Johnson (1996) 660 NE2d 1370 (The court did not allow the mother to move with the 9-year-old daughter from Illinois to Texas. The mother had remarried, and the new husband was transferred to Texas two years after the remarriage. The mother had one child, ten months old, with the new husband. The husband was a Texan, and he had been in St. Louis for a time he always had known would be limited. Prior to this trial and appeal, the new husband had already moved back to Texas. The mother had been living and working full time in Illinois. The mother had always worked full time, apparently. The home and school in Illinois would be at least as good as those in Texas. In this case, the court required the child to remain in Illinois because of the extraordinarily close relationship the child had with the father. The father had been the primary care giver for 2 1/2 years, from age 6 months to age 3. Since then, the daughter would spend 40% to 50% of her time with the father, under a joint custody arrangement. (The mother had primary residential custody.) The daughter would also spend significant time with the father's parents. The court concluded that any improvement in the child's life from the move to Texas would be indirect, deriving from the fact that the mother and new husband would be able to be together.

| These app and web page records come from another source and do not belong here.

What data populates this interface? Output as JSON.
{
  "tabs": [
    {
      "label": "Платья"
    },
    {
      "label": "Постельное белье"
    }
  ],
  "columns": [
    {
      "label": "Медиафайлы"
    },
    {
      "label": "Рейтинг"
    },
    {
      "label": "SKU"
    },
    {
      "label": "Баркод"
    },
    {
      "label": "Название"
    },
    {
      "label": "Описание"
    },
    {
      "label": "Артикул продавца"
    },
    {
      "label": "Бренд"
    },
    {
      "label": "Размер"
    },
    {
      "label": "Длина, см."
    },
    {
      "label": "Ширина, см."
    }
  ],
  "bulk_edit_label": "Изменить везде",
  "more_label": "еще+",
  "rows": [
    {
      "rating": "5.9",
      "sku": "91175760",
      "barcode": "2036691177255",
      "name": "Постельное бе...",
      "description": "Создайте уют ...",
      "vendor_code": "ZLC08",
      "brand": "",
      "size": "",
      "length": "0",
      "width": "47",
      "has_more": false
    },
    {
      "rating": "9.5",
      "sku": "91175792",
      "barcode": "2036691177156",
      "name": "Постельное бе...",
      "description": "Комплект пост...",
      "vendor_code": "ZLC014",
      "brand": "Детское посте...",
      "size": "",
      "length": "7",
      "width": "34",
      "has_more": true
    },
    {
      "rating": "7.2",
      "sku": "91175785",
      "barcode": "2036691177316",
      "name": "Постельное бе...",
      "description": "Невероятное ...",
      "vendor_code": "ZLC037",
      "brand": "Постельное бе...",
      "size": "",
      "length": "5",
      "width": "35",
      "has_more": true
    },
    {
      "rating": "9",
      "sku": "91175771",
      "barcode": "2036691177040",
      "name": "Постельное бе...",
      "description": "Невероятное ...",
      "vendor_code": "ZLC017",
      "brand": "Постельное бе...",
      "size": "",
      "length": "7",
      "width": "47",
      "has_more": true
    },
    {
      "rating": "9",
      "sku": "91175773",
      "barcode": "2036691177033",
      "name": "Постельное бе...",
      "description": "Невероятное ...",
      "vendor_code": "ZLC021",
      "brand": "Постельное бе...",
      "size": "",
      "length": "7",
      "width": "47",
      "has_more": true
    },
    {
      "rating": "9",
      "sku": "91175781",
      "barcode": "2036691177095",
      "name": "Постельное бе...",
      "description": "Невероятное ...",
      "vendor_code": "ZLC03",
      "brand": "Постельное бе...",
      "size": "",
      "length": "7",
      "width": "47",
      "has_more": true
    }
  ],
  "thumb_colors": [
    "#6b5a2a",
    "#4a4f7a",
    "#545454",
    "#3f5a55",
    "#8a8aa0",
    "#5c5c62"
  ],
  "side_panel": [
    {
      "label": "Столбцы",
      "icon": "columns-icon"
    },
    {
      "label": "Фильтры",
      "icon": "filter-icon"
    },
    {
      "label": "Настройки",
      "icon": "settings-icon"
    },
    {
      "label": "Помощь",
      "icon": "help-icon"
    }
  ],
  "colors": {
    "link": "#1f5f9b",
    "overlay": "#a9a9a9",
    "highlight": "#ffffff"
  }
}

On the other hand, the decline in the quality of the child's life from the move would be clear: the loss of the frequent and continuing contact with the father. In addition, most of the daughter's relatives lived in the local area. The mother had argued that she and the new husband might decide to divorce if the court did not permit the removal of the daughter to Texas. Nonetheless, the court decided that the child would be better off staying in Illinois.)